Below are the records; copy every line in them that holds the string "Sweet".

### Supplied data ###

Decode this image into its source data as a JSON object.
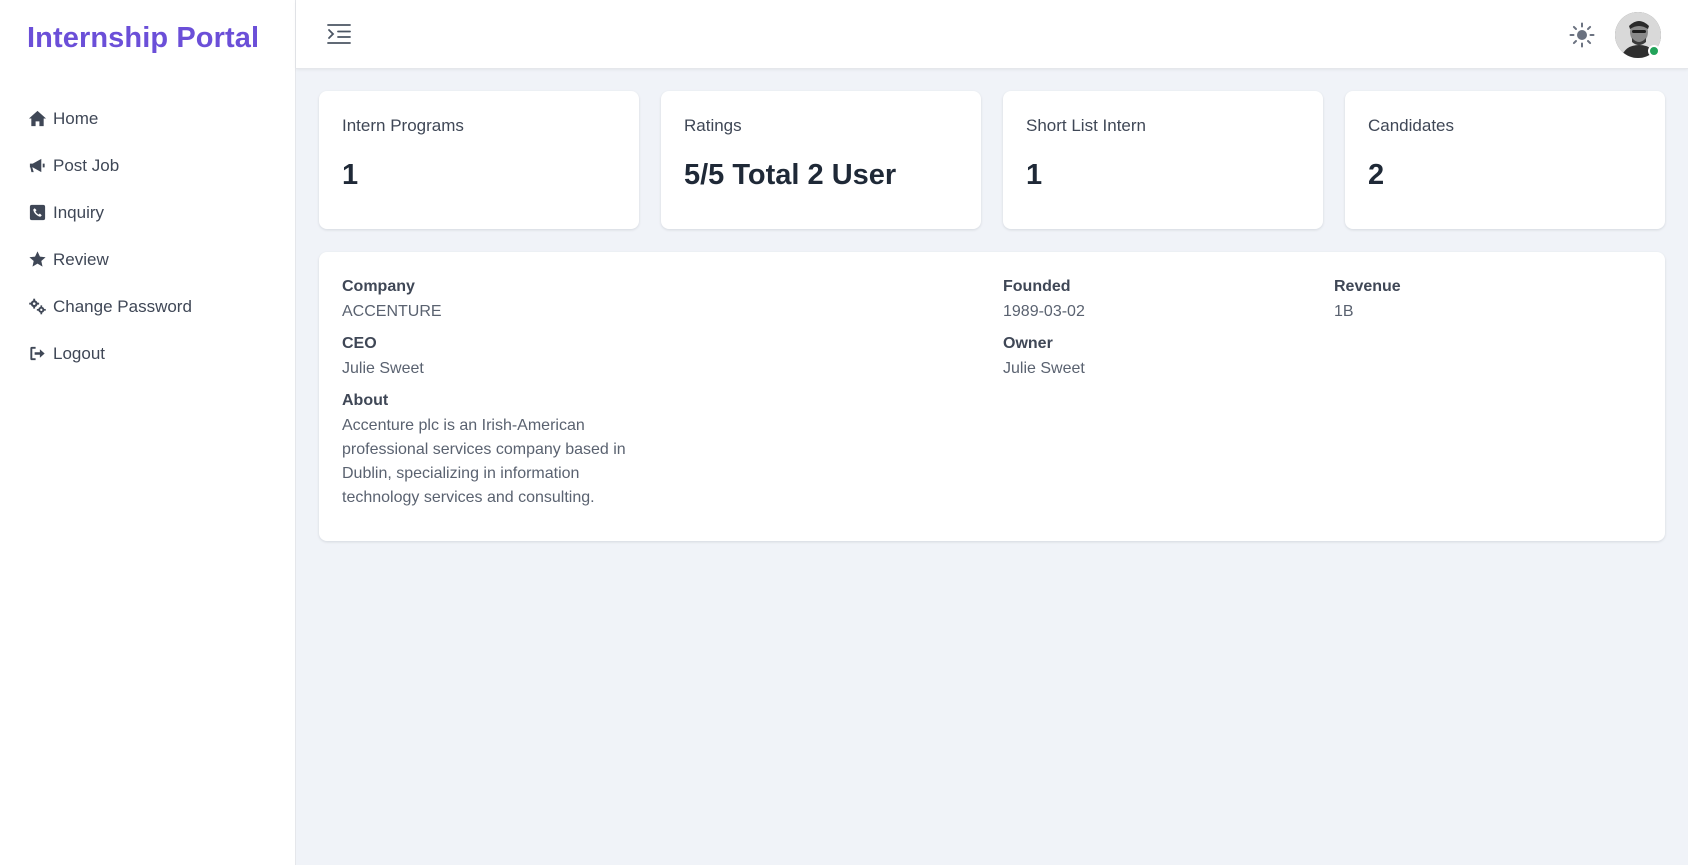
{
  "brand": "Internship Portal",
  "nav": [
    {
      "label": "Home",
      "icon": "home-icon"
    },
    {
      "label": "Post Job",
      "icon": "megaphone-icon"
    },
    {
      "label": "Inquiry",
      "icon": "phone-square-icon"
    },
    {
      "label": "Review",
      "icon": "star-icon"
    },
    {
      "label": "Change Password",
      "icon": "gears-icon"
    },
    {
      "label": "Logout",
      "icon": "logout-icon"
    }
  ],
  "header": {
    "menu_icon": "menu-indent-icon",
    "theme_icon": "sun-icon",
    "status_color": "#22a35a"
  },
  "stats": [
    {
      "label": "Intern Programs",
      "value": "1"
    },
    {
      "label": "Ratings",
      "value": "5/5 Total 2 User"
    },
    {
      "label": "Short List Intern",
      "value": "1"
    },
    {
      "label": "Candidates",
      "value": "2"
    }
  ],
  "company": {
    "company_label": "Company",
    "company_value": "ACCENTURE",
    "ceo_label": "CEO",
    "ceo_value": "Julie Sweet",
    "about_label": "About",
    "about_value": "Accenture plc is an Irish-American professional services company based in Dublin, specializing in information technology services and consulting.",
    "founded_label": "Founded",
    "founded_value": "1989-03-02",
    "owner_label": "Owner",
    "owner_value": "Julie Sweet",
    "revenue_label": "Revenue",
    "revenue_value": "1B"
  },
  "colors": {
    "brand": "#6b4fd8",
    "background": "#f0f3f8"
  }
}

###

● **Exercise output**
    "ceo_value": "Julie Sweet",
    "owner_value": "Julie Sweet",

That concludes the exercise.